Hebrew difficulties were contrasted by the sheer delight of sitting in Prof. Mackay’s Old Testament theology classes where Scripture passages which, for many, had been hitherto obscure, were opened up; and the entire Older Testament brought together under the Covenant framework, and located within God’s overall plan of salvation in Jesus. Classes usually ended with Q&A in which, time and again, he demonstrated a unique ability to think through an issue, and then clearly explain it, off the top of his head, with the minimum use of words.
But, whatever the academic quality of his classes, John’s lectures always took account of the complexities of the pastorate, knowing, as he did, that most of his students would soon have to face them. Each lecture, no matter how intellectually stimulating, was tethered in the real world of real ministry, often interspersed with anecdotes, many of them personal, revealing something of the warmth and mischievous humour which characterised him.
In 1993 Prof. Mackay’s knowledge of Church practice and administrative skills were recognised by the General Assembly in his appointment as Principal Clerk, a role which he undertook for the next seven rather difficult years. During that period the urgent need of the hour was authoritative, impartial, professional guidance. That guidance was found in John L.’s impeccable logic, clarity of thought, and thorough knowledge of Church practice, helped of course by a commanding presence, precise diction and insistence upon decorum. (It was only after he retired as Assembly clerk that commissioners felt safe to take their jackets off!)

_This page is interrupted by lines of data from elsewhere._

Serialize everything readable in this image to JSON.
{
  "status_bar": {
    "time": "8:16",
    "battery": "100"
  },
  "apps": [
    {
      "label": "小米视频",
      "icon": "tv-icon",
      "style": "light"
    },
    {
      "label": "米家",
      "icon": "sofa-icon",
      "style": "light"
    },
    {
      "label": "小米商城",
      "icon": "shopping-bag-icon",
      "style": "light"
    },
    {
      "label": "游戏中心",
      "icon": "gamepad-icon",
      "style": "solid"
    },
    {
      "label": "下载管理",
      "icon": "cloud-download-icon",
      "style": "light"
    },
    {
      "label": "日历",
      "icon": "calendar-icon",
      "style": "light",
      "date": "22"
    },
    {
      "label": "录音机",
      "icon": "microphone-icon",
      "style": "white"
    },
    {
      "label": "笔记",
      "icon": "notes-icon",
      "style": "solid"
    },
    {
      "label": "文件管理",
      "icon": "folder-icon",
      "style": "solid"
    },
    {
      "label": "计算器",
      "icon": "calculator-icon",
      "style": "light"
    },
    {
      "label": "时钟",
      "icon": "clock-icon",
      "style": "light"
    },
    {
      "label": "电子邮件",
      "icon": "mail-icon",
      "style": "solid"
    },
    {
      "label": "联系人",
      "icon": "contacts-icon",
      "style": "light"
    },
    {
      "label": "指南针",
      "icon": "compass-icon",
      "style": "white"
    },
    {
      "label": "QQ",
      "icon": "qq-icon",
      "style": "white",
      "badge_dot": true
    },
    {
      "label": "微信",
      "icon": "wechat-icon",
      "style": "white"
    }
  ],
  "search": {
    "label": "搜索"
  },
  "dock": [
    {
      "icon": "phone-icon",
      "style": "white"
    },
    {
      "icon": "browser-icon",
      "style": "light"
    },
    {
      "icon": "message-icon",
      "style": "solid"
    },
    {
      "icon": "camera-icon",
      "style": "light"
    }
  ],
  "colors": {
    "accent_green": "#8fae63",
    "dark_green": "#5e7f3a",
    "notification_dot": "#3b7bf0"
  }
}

But his interests extended even beyond the classroom and the Assembly floor. John loved sung praise, and was extensively involved in the translation and production of Sing Psalms, an excellent rendition of the Psalms which has been received throughout the Church worldwide, and has recently been included in the new edition of the Trinity Hymnal.
In 2010 Prof. Mackay was appointed as Principal of the Free Church College, a position he held until his retirement in 2013. The fact that in the midst of such a heavy workload, he was able to write a proliferation of Old Testament commentaries is in itself testimony to his vast ability. His commentaries, which have been widely received, bear the two important qualities of rigorous scholarship and accessibility to the ordinary Bible student.
John loved his family, and indeed all that went on around his home. In recent years there were health challenges, which he faced with quiet grace; but for most of the time he was able to be productive in writing and other activities. His prayers continued to be full of praise to God to whom he was thankful for all the blessings he had enjoyed. John L. Mackay passed away peacefully at his home on Thursday, 25th October, surrounded by his loving family. He was 70.
As a self-effacing and humble servant, John would have deplored the prospect of adulation. But we do give thanks for what God did through the use of his many gifts. John L. was given 10 talents; and his legacy is that he put these to the best possible use for the glory of Christ and his kingdom.
To John L.’s wife, Mary, along with the rest of the family: son, John and his wife, Anne, and their son, Roy; daughter, Fiona and her husband Iain; as well as John L.’s brother, Alistair, and the wider family, we extend our deepest and prayerful sympathies, and commit them to the God of peace.